• [Action item] Filter the entries, keeping every line with the string "紫气东来".

• [Supplied information]
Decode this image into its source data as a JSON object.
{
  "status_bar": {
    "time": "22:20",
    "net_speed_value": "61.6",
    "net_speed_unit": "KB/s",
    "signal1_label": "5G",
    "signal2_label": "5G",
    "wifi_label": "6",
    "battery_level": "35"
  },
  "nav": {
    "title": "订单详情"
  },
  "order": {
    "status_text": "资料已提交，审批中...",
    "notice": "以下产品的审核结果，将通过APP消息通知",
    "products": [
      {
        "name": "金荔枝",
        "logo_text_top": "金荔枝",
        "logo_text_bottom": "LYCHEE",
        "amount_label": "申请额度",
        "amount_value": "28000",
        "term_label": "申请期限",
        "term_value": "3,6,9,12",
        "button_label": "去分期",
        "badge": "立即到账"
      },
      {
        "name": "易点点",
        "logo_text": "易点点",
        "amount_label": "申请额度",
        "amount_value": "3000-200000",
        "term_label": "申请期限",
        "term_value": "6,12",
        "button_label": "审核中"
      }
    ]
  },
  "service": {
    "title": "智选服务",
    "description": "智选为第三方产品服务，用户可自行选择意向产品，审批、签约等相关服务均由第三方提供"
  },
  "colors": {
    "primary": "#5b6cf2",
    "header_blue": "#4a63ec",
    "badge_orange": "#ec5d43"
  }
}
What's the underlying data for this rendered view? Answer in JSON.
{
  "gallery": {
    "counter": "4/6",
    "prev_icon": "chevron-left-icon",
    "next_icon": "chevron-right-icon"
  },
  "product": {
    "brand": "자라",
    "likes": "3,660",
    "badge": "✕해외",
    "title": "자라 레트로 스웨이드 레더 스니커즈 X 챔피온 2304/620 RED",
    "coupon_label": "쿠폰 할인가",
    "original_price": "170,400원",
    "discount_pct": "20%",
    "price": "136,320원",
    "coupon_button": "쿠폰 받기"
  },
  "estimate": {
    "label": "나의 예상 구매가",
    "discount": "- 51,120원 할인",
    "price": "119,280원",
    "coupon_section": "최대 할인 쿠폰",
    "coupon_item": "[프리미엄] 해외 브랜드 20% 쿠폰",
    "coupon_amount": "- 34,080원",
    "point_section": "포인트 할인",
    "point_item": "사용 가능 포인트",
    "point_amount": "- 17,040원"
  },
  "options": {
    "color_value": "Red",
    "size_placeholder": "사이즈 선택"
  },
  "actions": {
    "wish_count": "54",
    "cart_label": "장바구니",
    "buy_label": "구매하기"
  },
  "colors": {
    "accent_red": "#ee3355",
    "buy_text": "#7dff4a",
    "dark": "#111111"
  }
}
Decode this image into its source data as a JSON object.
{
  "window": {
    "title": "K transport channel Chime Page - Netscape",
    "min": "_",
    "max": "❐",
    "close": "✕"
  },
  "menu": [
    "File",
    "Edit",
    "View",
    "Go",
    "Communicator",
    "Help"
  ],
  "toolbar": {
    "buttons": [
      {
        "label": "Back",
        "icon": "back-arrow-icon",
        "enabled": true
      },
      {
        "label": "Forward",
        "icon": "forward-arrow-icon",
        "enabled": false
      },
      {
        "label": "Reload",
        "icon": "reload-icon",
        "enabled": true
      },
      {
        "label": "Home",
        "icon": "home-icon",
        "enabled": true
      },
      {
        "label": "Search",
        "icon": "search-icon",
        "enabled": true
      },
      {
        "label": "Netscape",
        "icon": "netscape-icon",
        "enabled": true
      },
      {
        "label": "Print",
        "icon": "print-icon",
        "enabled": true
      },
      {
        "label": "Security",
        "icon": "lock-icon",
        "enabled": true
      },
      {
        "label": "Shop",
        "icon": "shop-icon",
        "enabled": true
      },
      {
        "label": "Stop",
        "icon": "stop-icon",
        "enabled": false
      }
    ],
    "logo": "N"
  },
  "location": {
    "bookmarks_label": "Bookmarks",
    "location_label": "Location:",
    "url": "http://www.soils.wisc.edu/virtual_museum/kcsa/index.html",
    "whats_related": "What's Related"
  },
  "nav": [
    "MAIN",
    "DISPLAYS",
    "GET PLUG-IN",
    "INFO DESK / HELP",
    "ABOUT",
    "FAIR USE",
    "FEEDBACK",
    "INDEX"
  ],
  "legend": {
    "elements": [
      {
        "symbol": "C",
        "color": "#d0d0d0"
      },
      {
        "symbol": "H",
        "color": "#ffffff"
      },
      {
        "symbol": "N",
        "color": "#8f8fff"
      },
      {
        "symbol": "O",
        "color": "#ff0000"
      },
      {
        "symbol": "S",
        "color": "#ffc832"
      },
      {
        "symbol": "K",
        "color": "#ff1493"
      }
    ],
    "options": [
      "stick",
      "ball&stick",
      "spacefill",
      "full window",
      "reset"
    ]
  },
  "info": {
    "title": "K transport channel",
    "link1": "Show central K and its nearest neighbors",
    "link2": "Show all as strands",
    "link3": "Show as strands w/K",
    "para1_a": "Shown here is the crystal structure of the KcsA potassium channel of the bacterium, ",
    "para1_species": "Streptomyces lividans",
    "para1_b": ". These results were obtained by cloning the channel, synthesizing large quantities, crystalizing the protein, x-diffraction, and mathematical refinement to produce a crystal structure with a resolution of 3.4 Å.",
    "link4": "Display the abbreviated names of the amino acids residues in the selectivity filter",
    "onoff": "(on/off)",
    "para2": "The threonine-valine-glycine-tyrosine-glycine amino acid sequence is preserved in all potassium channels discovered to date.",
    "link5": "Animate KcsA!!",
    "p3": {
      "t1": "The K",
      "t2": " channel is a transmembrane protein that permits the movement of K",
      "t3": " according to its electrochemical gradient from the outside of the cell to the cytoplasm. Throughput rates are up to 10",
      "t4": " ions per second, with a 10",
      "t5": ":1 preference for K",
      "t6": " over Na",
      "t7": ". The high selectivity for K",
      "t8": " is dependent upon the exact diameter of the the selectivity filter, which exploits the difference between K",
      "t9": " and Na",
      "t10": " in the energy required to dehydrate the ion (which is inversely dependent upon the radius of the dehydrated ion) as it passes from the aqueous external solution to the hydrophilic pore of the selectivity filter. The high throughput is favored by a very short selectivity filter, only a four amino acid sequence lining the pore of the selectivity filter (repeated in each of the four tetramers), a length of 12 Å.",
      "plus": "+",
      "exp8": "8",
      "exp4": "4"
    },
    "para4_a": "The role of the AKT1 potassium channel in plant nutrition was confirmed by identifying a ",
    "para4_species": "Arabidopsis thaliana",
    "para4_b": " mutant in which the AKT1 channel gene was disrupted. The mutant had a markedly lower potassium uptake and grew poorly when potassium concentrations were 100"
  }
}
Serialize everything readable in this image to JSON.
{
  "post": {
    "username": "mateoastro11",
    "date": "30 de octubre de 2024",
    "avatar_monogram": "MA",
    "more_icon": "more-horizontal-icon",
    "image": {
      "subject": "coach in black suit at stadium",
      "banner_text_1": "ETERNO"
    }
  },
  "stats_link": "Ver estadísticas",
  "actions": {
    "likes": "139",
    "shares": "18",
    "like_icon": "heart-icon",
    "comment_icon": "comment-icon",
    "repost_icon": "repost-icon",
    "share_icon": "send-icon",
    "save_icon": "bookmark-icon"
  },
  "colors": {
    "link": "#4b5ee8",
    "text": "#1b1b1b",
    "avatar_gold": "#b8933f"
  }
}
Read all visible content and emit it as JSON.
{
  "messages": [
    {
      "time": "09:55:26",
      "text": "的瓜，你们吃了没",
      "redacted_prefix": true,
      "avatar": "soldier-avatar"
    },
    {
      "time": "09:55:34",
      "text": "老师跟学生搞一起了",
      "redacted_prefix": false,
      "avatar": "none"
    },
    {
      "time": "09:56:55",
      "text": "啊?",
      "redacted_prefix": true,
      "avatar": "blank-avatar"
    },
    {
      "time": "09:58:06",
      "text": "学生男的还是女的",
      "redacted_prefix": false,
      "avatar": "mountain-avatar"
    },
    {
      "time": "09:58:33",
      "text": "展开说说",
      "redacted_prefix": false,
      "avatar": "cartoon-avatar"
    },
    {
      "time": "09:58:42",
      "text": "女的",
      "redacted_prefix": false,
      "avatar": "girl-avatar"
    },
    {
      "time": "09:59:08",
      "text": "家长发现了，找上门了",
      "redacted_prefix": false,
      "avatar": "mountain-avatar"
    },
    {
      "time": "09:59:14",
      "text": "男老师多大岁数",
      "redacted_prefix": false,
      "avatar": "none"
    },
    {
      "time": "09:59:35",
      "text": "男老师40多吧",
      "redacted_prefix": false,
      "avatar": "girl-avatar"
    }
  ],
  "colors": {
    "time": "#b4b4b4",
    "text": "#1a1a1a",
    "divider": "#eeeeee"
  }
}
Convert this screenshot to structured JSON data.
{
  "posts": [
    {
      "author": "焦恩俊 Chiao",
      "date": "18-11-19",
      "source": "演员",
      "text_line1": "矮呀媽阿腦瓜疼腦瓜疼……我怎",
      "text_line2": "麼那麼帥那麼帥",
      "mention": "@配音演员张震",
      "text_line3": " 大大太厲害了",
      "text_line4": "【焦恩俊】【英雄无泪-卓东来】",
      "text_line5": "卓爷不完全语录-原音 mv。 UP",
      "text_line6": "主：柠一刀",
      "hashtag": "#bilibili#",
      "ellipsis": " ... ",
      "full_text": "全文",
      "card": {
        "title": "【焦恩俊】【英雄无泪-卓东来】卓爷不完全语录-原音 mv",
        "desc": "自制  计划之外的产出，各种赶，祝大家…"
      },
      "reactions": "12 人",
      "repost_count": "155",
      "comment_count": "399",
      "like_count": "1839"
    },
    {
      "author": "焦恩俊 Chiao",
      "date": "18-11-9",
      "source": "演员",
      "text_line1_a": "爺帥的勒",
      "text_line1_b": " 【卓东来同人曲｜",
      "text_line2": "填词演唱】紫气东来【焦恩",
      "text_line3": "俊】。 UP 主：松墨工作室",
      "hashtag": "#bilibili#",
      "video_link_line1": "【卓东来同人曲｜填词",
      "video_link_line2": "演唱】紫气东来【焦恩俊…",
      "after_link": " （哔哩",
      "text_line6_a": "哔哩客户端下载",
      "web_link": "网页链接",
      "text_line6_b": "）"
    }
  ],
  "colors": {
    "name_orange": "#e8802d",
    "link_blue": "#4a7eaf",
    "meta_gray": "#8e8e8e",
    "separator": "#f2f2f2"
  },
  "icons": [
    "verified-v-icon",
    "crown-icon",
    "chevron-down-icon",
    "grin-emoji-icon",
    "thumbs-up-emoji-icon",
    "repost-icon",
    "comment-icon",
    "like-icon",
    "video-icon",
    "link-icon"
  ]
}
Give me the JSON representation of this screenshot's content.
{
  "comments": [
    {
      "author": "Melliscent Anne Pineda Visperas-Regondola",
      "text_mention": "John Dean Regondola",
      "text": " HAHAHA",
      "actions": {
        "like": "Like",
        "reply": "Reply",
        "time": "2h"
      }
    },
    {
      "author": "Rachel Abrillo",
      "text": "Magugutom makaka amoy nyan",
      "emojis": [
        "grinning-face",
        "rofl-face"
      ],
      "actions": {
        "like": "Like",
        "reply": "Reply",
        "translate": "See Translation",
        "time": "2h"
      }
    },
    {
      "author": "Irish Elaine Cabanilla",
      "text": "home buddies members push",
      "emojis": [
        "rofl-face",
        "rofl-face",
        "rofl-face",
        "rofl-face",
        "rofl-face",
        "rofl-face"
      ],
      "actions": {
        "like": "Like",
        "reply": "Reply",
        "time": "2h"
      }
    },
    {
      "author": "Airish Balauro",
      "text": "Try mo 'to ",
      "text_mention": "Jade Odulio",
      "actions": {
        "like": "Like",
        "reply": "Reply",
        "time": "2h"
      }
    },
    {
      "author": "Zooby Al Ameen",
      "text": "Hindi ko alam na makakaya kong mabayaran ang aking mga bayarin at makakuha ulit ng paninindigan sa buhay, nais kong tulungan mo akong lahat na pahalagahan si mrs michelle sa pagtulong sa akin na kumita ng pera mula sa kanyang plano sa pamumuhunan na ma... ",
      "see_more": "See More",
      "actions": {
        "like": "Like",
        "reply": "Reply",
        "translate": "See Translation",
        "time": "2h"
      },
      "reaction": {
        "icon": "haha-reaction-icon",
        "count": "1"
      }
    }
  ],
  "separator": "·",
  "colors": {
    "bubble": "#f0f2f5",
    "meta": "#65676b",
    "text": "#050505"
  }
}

• [Task response]
      "text_line2": "填词演唱】紫气东来【焦恩",
      "video_link_line2": "演唱】紫气东来【焦恩俊…",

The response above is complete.